» Extracted data:
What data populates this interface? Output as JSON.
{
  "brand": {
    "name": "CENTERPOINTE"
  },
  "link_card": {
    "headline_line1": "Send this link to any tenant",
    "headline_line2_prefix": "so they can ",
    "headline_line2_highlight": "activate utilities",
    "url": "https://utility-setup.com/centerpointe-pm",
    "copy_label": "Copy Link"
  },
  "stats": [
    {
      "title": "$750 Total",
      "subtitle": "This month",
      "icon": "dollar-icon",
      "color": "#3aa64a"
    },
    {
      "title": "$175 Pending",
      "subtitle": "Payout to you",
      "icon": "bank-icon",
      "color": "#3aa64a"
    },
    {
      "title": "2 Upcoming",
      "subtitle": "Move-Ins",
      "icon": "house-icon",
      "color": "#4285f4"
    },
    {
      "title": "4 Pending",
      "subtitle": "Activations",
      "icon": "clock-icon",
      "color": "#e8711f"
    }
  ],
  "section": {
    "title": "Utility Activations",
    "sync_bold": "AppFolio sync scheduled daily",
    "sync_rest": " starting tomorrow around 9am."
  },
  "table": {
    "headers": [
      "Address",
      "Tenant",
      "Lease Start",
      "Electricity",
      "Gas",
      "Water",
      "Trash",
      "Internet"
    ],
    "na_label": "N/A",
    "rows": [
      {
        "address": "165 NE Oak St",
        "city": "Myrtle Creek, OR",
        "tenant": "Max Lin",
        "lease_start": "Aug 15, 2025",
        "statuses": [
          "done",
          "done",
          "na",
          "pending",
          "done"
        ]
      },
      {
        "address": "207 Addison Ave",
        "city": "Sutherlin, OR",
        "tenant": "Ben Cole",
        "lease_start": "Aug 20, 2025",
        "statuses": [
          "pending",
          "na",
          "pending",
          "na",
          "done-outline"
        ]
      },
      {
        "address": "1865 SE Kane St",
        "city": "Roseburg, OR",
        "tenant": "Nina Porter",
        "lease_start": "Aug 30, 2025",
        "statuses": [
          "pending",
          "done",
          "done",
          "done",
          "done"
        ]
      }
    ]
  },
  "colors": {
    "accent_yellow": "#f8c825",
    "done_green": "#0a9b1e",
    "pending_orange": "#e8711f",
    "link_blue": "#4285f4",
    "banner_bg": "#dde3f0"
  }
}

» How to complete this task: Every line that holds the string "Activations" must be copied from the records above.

» Answer to this problem:
      "subtitle": "Activations",
    "title": "Utility Activations",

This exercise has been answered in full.